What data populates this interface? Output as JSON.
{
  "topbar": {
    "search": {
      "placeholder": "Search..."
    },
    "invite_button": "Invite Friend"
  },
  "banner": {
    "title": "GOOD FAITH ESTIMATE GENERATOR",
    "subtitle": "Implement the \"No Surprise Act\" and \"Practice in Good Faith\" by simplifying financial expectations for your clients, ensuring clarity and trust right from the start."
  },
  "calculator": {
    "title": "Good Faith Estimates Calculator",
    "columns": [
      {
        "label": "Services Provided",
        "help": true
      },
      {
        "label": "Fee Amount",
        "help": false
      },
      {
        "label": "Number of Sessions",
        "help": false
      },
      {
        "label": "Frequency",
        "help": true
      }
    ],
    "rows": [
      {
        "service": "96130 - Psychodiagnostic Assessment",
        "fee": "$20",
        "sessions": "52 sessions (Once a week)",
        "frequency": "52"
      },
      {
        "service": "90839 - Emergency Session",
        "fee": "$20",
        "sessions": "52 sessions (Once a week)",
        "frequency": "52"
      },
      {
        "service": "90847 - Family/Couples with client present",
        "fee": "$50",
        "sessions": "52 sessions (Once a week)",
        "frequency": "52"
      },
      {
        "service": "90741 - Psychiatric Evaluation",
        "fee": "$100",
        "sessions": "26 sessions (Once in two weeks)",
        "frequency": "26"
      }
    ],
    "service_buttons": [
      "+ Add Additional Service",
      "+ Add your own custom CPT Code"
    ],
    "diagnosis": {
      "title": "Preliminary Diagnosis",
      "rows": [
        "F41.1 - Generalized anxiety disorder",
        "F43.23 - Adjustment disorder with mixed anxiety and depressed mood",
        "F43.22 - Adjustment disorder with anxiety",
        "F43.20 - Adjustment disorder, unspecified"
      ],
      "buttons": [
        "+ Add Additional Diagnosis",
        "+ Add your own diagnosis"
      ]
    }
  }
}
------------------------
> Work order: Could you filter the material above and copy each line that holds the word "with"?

> Exercise result:
        "service": "90847 - Family/Couples with client present",
        "F43.23 - Adjustment disorder with mixed anxiety and depressed mood",
        "F43.22 - Adjustment disorder with anxiety",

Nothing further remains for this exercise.